EXERCISE REQUIREMENTS >>
Below are the data; count the lines with the string "subtitle" in them and give that number only.

DATASET >>
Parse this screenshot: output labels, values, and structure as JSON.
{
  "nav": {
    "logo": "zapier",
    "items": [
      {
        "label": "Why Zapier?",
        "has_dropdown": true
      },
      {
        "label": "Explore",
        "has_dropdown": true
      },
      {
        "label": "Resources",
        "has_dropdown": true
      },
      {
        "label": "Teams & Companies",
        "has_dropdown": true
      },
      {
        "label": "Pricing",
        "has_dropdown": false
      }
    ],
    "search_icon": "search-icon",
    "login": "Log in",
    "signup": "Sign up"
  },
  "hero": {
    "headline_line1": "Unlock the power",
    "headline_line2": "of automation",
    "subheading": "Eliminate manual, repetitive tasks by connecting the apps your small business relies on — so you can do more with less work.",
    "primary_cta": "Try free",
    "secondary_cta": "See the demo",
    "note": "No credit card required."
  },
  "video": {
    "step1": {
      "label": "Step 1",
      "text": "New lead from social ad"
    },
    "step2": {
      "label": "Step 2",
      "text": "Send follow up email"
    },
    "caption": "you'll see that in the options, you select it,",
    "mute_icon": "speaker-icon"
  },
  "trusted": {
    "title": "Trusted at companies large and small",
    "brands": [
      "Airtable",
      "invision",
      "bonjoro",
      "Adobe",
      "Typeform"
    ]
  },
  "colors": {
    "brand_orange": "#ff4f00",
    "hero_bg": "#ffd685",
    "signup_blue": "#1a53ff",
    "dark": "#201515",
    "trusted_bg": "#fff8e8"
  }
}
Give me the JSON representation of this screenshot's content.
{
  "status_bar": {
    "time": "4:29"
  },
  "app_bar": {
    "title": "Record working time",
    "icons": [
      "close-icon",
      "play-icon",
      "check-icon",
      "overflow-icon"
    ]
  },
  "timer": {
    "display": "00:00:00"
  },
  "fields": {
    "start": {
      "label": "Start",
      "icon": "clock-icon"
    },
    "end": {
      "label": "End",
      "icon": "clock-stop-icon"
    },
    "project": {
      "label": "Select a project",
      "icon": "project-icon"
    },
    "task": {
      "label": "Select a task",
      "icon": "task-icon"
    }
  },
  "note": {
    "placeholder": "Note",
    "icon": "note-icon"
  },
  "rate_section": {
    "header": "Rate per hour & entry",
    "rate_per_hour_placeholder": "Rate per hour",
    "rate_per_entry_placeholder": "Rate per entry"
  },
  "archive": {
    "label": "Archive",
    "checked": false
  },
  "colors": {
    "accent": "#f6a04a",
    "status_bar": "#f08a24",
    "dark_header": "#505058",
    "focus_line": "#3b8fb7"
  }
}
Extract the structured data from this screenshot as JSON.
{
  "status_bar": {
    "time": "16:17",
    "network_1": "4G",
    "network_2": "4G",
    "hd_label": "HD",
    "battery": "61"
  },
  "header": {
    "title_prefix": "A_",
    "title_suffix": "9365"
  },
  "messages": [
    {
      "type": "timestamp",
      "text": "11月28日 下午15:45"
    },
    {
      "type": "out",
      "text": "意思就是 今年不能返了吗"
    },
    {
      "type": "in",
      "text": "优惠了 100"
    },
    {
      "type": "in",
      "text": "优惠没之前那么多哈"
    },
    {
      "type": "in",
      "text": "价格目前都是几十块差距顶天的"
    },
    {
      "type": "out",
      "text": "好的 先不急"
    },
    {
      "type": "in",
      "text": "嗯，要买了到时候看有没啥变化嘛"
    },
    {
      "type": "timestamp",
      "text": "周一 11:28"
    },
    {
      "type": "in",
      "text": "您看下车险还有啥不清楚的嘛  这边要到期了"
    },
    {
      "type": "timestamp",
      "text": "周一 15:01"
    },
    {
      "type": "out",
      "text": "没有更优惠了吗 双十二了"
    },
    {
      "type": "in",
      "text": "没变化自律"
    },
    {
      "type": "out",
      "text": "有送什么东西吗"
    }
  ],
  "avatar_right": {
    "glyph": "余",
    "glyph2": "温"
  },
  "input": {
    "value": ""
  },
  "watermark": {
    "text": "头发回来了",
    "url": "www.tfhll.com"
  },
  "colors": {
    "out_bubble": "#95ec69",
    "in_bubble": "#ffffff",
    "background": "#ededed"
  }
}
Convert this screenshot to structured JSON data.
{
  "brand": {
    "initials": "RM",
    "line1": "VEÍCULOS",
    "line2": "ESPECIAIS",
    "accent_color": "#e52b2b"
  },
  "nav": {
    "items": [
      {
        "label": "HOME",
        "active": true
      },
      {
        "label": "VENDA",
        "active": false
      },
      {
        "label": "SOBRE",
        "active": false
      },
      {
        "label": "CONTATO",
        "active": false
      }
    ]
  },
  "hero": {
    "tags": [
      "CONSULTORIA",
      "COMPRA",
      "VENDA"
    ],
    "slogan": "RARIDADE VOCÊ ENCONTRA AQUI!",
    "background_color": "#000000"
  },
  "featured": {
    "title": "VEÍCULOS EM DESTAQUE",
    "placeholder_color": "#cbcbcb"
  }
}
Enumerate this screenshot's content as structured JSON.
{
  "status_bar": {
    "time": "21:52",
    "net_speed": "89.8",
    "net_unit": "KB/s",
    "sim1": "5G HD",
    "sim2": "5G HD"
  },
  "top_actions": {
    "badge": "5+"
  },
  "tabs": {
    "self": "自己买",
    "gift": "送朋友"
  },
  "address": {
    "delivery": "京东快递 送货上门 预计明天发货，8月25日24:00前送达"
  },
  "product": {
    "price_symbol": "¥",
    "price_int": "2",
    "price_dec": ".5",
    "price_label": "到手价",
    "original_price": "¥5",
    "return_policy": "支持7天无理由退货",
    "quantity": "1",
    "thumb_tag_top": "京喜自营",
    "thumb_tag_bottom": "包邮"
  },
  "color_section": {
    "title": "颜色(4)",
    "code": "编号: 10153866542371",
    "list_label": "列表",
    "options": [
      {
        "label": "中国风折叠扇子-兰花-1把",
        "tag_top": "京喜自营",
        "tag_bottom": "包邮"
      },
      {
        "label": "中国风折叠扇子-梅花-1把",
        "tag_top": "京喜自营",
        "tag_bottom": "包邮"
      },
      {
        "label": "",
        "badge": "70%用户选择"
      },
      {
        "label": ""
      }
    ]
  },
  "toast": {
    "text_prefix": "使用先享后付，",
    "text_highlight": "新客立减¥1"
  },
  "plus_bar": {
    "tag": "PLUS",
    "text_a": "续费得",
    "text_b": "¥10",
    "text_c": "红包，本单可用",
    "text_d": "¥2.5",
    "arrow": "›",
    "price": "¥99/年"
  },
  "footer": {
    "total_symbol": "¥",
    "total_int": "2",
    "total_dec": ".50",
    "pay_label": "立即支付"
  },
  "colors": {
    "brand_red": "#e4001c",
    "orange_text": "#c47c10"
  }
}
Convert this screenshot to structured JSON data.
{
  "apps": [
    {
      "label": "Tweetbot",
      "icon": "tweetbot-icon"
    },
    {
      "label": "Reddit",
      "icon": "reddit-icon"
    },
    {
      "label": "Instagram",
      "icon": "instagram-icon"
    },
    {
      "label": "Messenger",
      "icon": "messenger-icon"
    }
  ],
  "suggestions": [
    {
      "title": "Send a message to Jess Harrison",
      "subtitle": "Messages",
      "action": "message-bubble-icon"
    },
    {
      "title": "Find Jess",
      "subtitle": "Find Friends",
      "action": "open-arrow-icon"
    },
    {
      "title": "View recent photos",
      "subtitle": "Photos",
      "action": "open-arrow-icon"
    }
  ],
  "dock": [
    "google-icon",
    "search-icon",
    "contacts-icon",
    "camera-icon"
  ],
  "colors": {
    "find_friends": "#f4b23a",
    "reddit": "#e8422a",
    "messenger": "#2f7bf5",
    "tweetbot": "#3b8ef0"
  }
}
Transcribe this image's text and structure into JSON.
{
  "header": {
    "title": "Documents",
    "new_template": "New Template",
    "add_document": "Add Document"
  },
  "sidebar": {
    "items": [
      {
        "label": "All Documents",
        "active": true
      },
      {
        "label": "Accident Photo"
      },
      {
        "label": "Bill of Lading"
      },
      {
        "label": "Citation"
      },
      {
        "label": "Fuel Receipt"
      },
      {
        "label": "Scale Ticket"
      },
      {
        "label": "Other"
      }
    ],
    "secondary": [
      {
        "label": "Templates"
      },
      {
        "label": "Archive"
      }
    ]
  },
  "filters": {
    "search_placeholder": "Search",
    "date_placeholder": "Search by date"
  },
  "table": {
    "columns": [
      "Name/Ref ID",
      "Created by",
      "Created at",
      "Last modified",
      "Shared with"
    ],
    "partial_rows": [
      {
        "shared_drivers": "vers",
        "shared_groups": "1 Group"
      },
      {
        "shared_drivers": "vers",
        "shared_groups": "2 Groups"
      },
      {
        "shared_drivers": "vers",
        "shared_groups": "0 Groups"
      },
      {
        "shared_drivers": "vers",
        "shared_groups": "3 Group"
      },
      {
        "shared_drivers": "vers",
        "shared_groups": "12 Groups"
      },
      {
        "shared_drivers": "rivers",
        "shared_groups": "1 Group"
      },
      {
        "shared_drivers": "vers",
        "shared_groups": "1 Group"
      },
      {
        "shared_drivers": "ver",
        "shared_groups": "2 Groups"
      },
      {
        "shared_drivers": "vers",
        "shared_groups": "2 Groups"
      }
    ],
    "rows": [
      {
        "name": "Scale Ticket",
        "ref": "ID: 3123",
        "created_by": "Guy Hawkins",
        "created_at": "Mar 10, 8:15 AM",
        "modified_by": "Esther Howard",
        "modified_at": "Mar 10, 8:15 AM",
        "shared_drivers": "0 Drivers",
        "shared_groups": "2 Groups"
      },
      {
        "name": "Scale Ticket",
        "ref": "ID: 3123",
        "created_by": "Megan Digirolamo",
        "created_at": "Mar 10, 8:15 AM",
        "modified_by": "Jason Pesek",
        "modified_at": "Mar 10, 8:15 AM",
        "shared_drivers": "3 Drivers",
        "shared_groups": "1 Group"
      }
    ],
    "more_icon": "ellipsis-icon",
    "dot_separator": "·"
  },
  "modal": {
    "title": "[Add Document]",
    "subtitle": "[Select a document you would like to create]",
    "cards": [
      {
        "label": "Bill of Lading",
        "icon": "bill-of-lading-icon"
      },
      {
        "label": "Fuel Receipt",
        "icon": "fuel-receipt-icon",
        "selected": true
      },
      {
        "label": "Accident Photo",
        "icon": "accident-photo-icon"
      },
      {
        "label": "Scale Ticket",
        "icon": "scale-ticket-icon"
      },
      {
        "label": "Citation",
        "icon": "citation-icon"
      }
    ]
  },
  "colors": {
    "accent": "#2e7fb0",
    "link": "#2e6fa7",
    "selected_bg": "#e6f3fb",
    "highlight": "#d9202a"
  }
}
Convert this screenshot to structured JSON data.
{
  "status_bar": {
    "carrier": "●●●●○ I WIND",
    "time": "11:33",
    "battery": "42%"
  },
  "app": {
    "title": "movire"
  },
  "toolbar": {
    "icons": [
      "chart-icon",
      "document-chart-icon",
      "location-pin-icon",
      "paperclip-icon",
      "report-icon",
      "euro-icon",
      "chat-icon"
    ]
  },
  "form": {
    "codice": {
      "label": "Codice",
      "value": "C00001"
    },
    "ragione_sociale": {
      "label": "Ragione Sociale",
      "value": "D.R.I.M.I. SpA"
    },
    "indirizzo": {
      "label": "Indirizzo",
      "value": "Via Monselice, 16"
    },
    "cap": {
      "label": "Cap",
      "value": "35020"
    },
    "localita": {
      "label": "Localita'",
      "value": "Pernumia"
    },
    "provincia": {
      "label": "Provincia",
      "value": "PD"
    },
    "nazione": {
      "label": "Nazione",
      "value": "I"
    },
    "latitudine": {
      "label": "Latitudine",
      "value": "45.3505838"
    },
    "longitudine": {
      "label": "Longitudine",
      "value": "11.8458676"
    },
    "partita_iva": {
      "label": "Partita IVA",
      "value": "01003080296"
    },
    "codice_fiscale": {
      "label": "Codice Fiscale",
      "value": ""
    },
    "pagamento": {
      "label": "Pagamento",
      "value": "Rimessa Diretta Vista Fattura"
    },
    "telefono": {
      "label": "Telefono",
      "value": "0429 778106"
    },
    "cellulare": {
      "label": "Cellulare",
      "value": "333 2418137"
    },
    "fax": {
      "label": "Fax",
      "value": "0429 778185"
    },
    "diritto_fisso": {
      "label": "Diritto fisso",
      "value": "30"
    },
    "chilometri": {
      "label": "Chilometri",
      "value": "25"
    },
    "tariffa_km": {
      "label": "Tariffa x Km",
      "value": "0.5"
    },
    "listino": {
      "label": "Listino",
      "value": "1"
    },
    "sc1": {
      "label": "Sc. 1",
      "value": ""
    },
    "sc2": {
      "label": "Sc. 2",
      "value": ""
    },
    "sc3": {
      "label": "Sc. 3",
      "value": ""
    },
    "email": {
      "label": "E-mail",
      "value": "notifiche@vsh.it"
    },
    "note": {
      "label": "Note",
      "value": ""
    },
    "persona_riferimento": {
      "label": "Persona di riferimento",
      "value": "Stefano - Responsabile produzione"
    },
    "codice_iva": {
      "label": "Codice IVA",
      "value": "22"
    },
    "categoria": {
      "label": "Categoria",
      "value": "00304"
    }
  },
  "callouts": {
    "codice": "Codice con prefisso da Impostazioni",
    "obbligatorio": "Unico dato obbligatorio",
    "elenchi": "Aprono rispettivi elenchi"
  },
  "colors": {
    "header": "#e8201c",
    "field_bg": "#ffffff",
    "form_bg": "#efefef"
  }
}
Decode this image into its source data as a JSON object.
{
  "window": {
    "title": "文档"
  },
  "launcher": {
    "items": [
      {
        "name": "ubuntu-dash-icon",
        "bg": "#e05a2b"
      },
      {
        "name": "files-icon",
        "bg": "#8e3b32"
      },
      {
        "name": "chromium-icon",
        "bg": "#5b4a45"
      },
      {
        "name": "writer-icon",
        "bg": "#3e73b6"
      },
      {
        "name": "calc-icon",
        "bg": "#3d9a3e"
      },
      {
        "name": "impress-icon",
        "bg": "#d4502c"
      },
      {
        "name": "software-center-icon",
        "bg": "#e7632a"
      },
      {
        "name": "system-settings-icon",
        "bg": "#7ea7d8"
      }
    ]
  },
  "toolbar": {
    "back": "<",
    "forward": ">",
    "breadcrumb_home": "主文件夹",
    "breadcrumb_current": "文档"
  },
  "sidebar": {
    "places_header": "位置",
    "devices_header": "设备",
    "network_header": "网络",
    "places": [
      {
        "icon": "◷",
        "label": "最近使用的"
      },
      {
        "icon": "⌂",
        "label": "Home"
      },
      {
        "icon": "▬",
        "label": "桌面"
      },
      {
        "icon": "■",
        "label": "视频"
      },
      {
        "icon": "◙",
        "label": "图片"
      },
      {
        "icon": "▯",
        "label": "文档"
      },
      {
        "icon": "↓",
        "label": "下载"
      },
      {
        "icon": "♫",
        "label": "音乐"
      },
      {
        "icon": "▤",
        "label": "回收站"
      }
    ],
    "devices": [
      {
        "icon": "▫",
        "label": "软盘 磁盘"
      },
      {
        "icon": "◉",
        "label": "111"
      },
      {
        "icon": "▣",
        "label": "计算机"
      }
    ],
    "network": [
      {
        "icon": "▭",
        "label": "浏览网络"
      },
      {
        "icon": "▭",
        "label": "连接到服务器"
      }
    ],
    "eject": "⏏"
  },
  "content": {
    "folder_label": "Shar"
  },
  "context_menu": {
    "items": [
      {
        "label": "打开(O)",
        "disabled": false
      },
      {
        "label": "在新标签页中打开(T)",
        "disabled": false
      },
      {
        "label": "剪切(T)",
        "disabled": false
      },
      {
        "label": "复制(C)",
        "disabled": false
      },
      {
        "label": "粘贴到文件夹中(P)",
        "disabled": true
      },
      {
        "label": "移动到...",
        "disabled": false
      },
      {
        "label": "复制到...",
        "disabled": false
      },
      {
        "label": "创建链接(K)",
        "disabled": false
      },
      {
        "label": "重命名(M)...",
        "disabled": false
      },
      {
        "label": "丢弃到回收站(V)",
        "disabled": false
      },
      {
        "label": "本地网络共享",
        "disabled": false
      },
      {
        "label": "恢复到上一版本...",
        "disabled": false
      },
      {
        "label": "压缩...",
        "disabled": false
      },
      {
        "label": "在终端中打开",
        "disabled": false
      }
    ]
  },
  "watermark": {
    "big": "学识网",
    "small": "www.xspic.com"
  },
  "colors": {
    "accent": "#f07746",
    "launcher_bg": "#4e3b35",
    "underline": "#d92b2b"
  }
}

RESPONSE AREA >>
4